Positional correlative anatomy of invertebrate model organisms increases efficiency of TEM data production

Microsc Microanal. 2014 Oct;20(5):1392-403. doi: 10.1017/S1431927614012999. Epub 2014 Sep 2.

Abstract

Transmission electron microscopy (TEM) is an important tool for studies in cell biology, and is essential to address research questions from bacteria to animals. Recent technological innovations have advanced the entire field of TEM, yet classical techniques still prevail for most present-day studies. Indeed, the majority of cell and developmental biology studies that use TEM do not require cutting-edge methodologies, but rather fast and efficient data generation. Although access to state-of-the-art equipment is frequently problematic, standard TEM microscopes are typically available, even in modest research facilities. However, a major unmet need in standard TEM is the ability to quickly prepare and orient a sample to identify a region of interest. Here, I provide a detailed step-by-step method for a positional correlative anatomy approach to flat-embedded samples. These modifications make the TEM preparation and analytic procedures faster and more straightforward, supporting a higher sampling rate. To illustrate the modified procedures, I provide numerous examples addressing research questions in Caenorhabditis elegans and Drosophila. This method can be equally applied to address questions of cell and developmental biology in other small multicellular model organisms.

Publication types

  • Research Support, Non-U.S. Gov't

MeSH terms

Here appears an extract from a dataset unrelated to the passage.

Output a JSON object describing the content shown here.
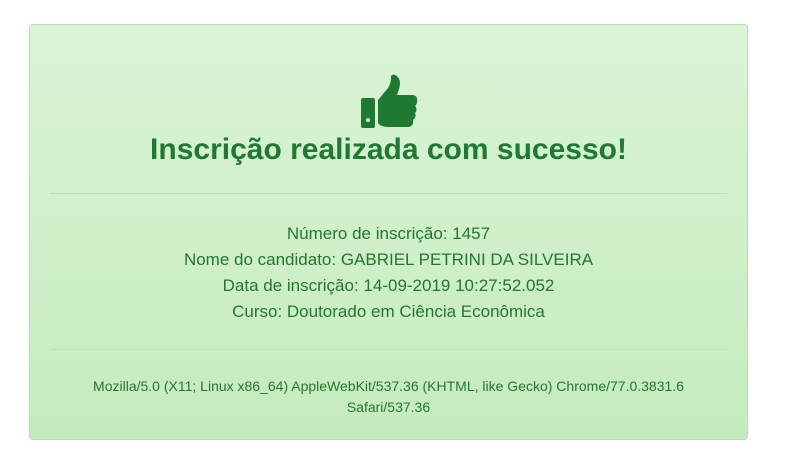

  • Animals
  • Caenorhabditis elegans / ultrastructure*
  • Drosophila / ultrastructure*
  • Microscopy, Electron, Transmission / methods*